EXCERPTED DATA =>

-.-.-

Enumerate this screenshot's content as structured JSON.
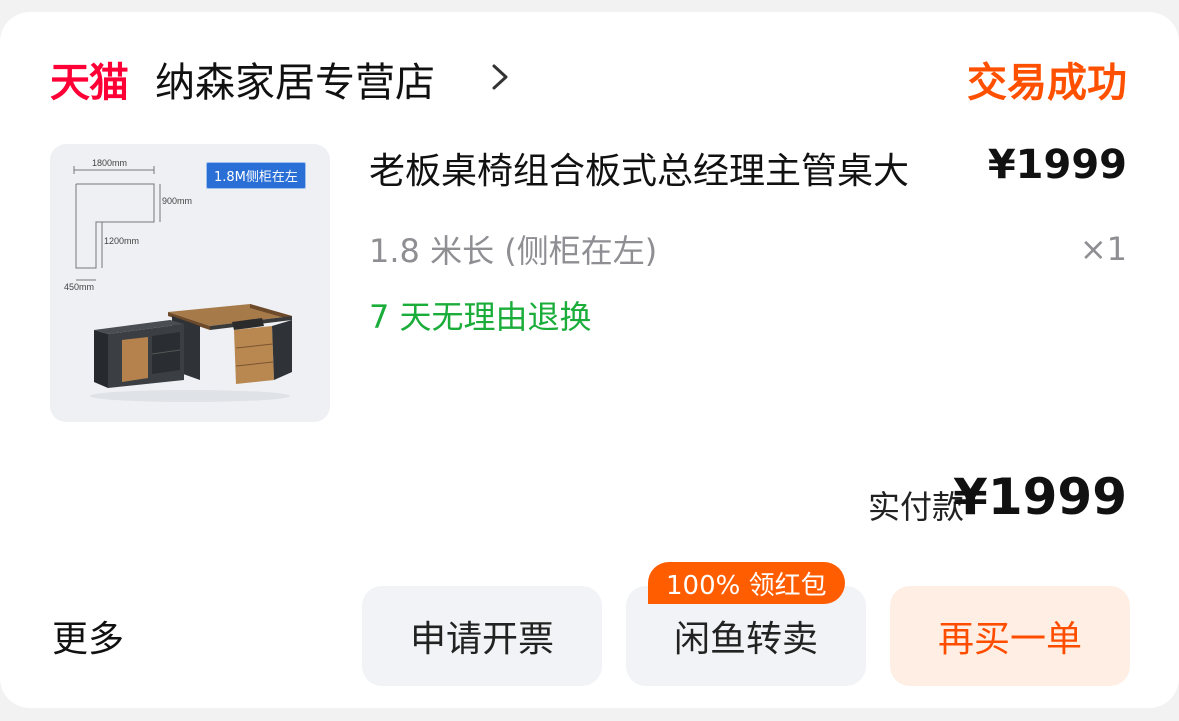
{
  "header": {
    "platform_logo": "天猫",
    "store_name": "纳森家居专营店",
    "status": "交易成功"
  },
  "product": {
    "title": "老板桌椅组合板式总经理主管桌大",
    "price": "¥1999",
    "sku": "1.8 米长 (侧柜在左)",
    "quantity": "×1",
    "return_policy": "7 天无理由退换",
    "image": {
      "tag": "1.8M侧柜在左",
      "dim_width": "1800mm",
      "dim_depth": "900mm",
      "dim_side_length": "1200mm",
      "dim_side_depth": "450mm"
    }
  },
  "payment": {
    "label": "实付款",
    "amount": "¥1999"
  },
  "footer": {
    "more_label": "更多",
    "invoice_button": "申请开票",
    "resell_button": "闲鱼转卖",
    "resell_badge": "100% 领红包",
    "rebuy_button": "再买一单"
  },
  "colors": {
    "tmall_red": "#ff0036",
    "status_orange": "#ff5000",
    "return_green": "#1aad3a",
    "rebuy_bg": "#ffeee3"
  }
}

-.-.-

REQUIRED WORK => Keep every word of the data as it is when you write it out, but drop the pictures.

TASK OUTPUT =>
Enumerate this screenshot's content as structured JSON.
{
  "header": {
    "platform_logo": "天猫",
    "store_name": "纳森家居专营店",
    "status": "交易成功"
  },
  "product": {
    "title": "老板桌椅组合板式总经理主管桌大",
    "price": "¥1999",
    "sku": "1.8 米长 (侧柜在左)",
    "quantity": "×1",
    "return_policy": "7 天无理由退换",
    "image": {
      "tag": "1.8M侧柜在左",
      "dim_width": "1800mm",
      "dim_depth": "900mm",
      "dim_side_length": "1200mm",
      "dim_side_depth": "450mm"
    }
  },
  "payment": {
    "label": "实付款",
    "amount": "¥1999"
  },
  "footer": {
    "more_label": "更多",
    "invoice_button": "申请开票",
    "resell_button": "闲鱼转卖",
    "resell_badge": "100% 领红包",
    "rebuy_button": "再买一单"
  },
  "colors": {
    "tmall_red": "#ff0036",
    "status_orange": "#ff5000",
    "return_green": "#1aad3a",
    "rebuy_bg": "#ffeee3"
  }
}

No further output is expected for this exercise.